A Strategic Rewiring for Harley Davidson.
(Photo: Harley LiveWire, courtesy of Harley Davidson)
I've always hated Harley Davidson motorbikes. That's because -- as a non-Harley rider -- I'm supposed to.
Of course, I've snuck admiring glances at the beautiful gleaming chrome, and enjoyed the primal chug of their hammering pistons as they've passed me on the highway.
But I never thought of myself as a Harley guy, never thought of actually riding one, and was happy to take the mickey out of good-natured friends who rode them.
Until recently ...
You see, a few things happened in quick succession:
Harley announced they were developing an "adventure" bike, the Pan American.
Harley launched their LiveWire electric bike
My buddy Rod lent me his Harley for 3 months.
Let's deal with each of these in turn before concluding how completely wrong I was and am.
My perception has always been that Harleys weren't made to go around corners. They were made to go in a straight line along Route 66 from San Francisco to New York. Even then their reliability was questionable, and bits fell off on the road behind them. This is based on the high-science of "My mate Mark told me, so it must be true."

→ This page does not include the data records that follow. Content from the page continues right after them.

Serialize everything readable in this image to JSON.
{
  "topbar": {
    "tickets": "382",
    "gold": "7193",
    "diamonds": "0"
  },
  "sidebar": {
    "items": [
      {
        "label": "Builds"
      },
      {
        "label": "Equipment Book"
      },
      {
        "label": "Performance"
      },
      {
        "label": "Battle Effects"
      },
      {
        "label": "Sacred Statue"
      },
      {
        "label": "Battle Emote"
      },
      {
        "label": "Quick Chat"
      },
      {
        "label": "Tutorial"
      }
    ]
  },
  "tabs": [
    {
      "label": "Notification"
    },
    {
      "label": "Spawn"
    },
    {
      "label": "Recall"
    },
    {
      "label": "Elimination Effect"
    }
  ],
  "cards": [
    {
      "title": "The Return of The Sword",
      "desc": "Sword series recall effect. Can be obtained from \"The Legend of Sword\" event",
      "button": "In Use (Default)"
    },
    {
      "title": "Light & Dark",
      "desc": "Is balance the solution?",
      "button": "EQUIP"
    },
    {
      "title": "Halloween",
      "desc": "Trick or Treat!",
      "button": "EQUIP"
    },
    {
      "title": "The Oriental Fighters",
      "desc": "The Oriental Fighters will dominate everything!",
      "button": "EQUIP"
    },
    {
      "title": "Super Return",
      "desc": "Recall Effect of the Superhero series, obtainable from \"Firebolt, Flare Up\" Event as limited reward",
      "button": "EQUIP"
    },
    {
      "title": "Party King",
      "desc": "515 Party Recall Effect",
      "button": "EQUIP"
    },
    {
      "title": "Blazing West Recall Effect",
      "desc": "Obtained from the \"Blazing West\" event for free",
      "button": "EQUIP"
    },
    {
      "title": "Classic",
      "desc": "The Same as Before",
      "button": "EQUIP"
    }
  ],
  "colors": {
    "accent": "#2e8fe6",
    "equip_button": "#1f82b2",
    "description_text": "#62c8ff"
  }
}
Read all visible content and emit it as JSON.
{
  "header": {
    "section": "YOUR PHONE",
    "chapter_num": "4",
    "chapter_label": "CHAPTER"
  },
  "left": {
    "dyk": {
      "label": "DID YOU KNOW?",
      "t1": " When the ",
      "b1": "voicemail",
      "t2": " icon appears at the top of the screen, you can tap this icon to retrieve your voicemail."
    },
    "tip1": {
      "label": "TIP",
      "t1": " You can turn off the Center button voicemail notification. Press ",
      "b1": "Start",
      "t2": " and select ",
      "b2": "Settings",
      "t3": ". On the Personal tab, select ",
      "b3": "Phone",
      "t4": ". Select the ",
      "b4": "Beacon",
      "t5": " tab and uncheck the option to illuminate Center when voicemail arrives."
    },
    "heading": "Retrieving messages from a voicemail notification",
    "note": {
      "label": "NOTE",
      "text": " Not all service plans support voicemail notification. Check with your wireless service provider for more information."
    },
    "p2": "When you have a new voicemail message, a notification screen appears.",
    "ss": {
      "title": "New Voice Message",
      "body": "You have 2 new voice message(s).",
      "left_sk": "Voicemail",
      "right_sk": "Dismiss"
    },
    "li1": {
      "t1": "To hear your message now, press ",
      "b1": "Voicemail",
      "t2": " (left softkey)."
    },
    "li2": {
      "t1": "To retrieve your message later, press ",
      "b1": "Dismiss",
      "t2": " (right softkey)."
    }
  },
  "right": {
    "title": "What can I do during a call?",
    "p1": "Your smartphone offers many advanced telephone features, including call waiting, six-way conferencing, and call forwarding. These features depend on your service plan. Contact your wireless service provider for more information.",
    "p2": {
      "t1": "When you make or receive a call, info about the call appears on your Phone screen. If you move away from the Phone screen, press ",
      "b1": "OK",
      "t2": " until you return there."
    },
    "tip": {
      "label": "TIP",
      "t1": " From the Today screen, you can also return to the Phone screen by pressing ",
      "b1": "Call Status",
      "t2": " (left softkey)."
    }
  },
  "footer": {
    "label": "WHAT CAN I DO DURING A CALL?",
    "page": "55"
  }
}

Therefore the idea of an adventure bike, going cross-country, on dodgy backroads just seems completely the furthest thing away from what a Harley is to me (and perhaps even to its fanbase, which is the world's most loyal of all brands in terms of fervent repeat-purchase behaviour). Especially when they've been down that road before in the 1970s with a moto-cross bike which they were reportedly too nervous to have reviewed by major publications (it was way more expensive than competitors and performance specs questionable), and they soon got out of that booming market segment. So it's not their first adventure rodeo.
Then a couple of weeks ago I was at a Harley dealership in Sydney I was standing in the driveway of the workshop, when my friend motioned me aside. Wondering why, I turned around to see one of their dealership team astride an Orange Fuse LiveWire. It was so quiet, I mean sewing machine quiet, that I had no idea he was there. What? A Harley that makes no noise? Ridiculous! Sound is a large part of why most motorcyclists enjoy their machines. Double or triple that for Harley, who tried to patent-protect their sound to stop Japanese manufacturers replicating it, such was its distinctive growl, and the value that represented on their balance sheet.
My buddy Rod is a writer and reviewer of bikes and cars (yes, such a cool job exists), and he was invited for a test ride. "Zero to one hundred km/h in 3 seconds," he beamed, eyes like saucers. "Same as a Porsche Turbo. You've really gotta hold on!" Wow, OK. "Then 100-130 km/h in just 2 seconds!"
Then this week I see that Ewan McGregor and Charlie Boorman are launching a new TV series Long Way Up, in which they motorcycle 13,000 miles from the southern tip of Argentina to Los Angeles on ... wait for it! ... Harley LiveWires.
What a genius marketing masterstroke. Having used BMW motorbikes in their previous series Long Way Round, the selling power of this cannot be underestimated. Millions of BMW adventure bikes were sold on the back of that multi-part series testimonial. Now, right on LiveWire launch date, you've got an Apple TV series showing you can make it through dramatic and diverse terrain, and all on a plug-in bike. Which will also have positive spin off for the Pan American model when that launches soon.
(Stu Lloyd on his friend's Harley)
Being in "lockdown" in Sydney, and being away from my home and my own beloved motorcycle, Rod took pity on me and generously leant me his spare Harley Sportster for 3 months (I'm also looking for friends with spare yachts, sports cars and exotic holiday homes: PM me).
I damn well love it -- and I'm sure the neighbours in my mum's retirement home do too! What's interesting is that it shatters all the erroneous pre-conceptions I held dearly for 30 years about Harleys. It looks great, sounds great, goes great.
So while it's early days yet on these new Harley directions, they must be applauded for the brave new roads they are charting. 'ReWiring' they're calling their strategy. They need to move off their traditional base, otherwise their hard-core customers will just grow greyer. And in getting an early start in the electric bike game, they will learn a lot and -- who knows -- perhaps 10 years from now all bikes will be mandated to be electric. And they'll have a whole new market of avid riders to take them into the future.
Yes, I've had my mind blown by all these radical developments. Mainly because it would be the last thing we expected Harley to do. But they had to be done, and they had the balls to do them.
So put on the kettle, get the team around (even virtually), and throw around these questions:
"What's the last thing our competitors would expect us to do?"
"What's the last thing our hardcore fans would expect us to do?"
Then start exploring ideas in those directions.
Meanwhile, it's a beautiful sunny day, I'll be hitting the highway on "my" Harley ...